(Data records begins)

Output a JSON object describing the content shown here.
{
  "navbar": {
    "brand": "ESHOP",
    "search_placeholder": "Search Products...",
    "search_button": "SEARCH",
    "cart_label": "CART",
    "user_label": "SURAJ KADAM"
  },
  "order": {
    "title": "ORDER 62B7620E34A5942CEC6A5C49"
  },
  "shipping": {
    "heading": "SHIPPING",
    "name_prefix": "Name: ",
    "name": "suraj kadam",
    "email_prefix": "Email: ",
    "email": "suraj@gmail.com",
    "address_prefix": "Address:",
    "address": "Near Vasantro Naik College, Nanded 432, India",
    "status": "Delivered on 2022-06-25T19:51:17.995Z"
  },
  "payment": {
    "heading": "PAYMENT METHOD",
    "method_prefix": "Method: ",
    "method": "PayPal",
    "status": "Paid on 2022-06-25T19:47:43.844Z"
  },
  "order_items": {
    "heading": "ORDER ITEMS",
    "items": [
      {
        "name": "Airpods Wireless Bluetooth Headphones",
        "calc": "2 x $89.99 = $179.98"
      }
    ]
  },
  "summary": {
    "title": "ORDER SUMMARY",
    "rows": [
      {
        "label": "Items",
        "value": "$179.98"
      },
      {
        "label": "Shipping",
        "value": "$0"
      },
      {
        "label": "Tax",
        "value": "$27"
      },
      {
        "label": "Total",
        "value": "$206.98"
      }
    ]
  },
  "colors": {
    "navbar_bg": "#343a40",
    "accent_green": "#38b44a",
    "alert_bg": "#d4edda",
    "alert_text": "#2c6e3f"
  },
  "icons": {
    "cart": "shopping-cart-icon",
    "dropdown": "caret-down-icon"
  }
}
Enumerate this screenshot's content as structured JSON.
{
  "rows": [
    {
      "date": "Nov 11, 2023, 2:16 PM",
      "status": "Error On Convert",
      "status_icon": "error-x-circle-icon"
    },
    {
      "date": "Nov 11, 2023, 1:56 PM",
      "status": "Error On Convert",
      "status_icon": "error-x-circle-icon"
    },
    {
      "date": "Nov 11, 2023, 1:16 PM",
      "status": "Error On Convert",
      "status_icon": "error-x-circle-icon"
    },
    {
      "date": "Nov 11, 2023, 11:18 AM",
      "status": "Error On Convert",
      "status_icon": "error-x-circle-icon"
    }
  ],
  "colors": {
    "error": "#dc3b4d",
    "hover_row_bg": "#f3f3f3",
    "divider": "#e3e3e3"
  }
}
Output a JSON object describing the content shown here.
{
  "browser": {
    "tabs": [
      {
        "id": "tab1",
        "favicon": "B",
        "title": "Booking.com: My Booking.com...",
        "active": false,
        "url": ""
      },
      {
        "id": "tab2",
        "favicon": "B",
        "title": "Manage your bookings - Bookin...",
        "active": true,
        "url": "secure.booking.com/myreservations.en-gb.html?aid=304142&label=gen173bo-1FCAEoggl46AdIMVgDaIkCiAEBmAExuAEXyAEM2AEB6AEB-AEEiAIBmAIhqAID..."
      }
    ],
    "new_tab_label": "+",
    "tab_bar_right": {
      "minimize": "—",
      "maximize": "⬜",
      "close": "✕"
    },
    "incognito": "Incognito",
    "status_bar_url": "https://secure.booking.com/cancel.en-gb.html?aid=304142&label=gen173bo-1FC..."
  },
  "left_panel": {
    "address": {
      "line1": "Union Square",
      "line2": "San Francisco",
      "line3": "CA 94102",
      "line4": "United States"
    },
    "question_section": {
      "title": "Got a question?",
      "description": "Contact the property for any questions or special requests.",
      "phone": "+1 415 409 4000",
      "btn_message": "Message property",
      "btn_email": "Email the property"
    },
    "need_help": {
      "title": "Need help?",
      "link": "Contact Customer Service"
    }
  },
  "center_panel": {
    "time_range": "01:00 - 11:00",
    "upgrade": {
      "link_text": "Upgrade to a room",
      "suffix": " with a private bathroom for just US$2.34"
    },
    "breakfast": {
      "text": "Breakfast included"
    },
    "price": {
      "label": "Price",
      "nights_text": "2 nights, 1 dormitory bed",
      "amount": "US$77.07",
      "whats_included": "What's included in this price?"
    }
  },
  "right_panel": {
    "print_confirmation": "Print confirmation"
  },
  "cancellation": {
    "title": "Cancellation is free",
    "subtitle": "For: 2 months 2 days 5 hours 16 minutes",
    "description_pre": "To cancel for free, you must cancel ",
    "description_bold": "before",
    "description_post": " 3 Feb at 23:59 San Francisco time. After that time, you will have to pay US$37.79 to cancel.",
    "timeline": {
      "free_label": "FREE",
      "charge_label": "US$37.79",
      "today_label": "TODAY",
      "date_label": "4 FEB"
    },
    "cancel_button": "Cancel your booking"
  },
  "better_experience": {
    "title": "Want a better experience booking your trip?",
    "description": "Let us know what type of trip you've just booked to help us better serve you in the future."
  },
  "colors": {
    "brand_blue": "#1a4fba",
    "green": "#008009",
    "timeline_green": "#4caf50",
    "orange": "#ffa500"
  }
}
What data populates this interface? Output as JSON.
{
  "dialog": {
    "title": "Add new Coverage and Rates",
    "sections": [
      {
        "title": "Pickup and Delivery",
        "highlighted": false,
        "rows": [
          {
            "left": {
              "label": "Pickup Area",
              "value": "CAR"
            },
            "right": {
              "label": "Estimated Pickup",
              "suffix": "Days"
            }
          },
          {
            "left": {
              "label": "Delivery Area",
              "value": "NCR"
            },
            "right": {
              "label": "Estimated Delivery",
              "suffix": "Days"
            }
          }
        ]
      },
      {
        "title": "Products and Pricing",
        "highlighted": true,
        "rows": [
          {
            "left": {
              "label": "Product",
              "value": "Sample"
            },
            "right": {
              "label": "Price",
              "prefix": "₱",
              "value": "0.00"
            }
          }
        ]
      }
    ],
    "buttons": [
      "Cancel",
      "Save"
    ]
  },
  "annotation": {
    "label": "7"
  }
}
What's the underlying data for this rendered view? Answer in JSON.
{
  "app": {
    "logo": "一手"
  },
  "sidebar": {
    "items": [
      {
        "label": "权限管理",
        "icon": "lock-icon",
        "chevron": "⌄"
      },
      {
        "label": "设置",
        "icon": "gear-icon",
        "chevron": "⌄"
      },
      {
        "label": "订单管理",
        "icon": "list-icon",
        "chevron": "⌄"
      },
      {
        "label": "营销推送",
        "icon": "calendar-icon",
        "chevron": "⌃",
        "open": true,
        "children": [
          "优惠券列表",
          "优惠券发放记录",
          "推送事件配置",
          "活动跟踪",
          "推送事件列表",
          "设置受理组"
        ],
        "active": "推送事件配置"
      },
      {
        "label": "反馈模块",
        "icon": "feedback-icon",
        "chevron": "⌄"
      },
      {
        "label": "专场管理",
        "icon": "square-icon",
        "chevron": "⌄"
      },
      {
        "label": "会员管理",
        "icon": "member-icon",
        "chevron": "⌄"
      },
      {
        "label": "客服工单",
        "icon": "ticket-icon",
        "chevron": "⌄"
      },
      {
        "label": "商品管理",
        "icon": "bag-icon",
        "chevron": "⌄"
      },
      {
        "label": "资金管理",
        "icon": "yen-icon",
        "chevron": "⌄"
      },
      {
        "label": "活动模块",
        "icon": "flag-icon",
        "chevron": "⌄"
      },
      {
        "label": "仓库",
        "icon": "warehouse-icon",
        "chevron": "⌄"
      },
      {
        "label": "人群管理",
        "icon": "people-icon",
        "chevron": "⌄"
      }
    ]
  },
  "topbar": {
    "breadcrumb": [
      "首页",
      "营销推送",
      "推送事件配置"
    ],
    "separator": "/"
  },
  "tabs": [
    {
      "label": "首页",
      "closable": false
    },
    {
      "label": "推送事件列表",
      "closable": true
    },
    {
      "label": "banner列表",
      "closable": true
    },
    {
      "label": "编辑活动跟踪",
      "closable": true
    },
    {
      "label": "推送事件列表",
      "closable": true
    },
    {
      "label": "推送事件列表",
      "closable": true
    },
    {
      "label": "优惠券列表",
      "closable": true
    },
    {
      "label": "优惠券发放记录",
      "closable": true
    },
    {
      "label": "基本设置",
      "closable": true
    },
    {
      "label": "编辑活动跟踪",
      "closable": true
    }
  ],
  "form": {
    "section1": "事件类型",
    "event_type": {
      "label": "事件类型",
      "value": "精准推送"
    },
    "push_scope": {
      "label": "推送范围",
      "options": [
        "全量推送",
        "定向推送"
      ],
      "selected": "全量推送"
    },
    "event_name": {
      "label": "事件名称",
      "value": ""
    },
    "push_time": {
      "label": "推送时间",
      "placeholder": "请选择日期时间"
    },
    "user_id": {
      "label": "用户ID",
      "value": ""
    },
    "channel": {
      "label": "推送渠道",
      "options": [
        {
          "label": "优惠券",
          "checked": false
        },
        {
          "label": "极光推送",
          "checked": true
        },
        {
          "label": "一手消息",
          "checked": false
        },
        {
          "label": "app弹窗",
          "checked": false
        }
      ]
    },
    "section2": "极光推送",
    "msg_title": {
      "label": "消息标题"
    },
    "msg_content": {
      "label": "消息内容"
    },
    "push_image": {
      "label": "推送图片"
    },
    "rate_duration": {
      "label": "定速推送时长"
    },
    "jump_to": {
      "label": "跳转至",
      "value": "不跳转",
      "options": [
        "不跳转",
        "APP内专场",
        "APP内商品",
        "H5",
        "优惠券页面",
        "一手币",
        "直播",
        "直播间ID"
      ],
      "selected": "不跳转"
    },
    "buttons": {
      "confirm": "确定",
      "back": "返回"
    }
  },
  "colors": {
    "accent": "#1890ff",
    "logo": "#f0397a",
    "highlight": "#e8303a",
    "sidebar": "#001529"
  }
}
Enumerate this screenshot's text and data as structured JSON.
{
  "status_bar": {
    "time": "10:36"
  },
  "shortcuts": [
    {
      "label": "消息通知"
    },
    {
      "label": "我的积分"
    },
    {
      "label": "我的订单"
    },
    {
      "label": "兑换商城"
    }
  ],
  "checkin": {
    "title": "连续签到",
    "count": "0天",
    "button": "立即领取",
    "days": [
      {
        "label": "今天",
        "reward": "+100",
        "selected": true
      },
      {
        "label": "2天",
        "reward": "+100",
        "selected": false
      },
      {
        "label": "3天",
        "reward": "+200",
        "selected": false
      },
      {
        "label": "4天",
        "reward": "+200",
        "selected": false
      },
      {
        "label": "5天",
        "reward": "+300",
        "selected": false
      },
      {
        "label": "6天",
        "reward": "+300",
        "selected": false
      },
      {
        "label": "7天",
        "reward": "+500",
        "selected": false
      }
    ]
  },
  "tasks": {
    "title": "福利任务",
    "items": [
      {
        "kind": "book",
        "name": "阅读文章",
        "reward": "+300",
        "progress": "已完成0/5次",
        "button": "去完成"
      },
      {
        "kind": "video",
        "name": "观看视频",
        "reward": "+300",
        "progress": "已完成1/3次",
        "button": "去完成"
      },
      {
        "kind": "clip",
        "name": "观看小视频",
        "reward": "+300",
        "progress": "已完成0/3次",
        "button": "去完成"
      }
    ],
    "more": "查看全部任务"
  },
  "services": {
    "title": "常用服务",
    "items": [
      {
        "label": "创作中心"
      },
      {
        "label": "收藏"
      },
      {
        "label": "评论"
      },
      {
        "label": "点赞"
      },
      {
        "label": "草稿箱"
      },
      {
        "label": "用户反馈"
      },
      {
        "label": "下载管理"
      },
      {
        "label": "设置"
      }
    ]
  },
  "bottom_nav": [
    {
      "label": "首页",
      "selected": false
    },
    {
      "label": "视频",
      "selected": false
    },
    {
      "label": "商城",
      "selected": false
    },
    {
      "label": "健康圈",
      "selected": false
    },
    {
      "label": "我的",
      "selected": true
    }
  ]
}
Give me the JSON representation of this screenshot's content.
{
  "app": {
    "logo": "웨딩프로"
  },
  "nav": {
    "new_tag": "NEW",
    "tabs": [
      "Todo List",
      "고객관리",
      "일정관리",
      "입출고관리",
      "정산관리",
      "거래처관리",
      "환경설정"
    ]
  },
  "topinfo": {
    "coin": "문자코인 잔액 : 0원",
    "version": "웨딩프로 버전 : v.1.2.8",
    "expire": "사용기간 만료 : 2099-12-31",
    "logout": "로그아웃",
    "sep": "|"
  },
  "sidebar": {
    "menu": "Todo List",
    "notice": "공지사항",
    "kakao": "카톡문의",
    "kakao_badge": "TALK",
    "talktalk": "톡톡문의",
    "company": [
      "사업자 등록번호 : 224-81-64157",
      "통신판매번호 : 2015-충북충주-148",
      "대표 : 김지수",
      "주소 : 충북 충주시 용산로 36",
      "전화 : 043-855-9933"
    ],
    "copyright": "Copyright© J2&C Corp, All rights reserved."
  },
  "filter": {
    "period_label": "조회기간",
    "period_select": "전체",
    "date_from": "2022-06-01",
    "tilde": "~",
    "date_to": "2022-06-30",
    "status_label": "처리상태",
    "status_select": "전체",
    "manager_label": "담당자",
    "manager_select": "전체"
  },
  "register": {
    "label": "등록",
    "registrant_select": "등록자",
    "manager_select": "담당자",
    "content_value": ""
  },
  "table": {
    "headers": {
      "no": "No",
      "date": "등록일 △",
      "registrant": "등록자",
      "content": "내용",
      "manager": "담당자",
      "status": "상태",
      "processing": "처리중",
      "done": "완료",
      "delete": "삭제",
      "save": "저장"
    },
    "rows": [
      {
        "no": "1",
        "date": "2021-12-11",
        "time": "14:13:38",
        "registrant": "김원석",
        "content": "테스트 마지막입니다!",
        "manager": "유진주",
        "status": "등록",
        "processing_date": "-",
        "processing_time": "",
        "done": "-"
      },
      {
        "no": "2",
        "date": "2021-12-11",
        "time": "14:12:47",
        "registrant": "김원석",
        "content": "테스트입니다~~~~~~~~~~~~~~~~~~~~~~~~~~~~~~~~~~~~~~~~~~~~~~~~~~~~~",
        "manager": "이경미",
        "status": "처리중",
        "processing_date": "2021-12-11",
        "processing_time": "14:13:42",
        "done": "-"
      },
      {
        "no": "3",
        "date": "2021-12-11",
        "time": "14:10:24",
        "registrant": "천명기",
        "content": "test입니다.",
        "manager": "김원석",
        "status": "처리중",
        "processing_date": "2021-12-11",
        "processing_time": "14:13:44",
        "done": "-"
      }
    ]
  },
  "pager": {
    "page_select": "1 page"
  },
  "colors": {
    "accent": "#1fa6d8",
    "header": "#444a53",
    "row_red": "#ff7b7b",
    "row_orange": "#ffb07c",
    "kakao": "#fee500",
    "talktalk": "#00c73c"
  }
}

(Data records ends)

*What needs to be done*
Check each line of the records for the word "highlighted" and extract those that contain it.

*Reply to the exercise*
        "highlighted": false,
        "highlighted": true,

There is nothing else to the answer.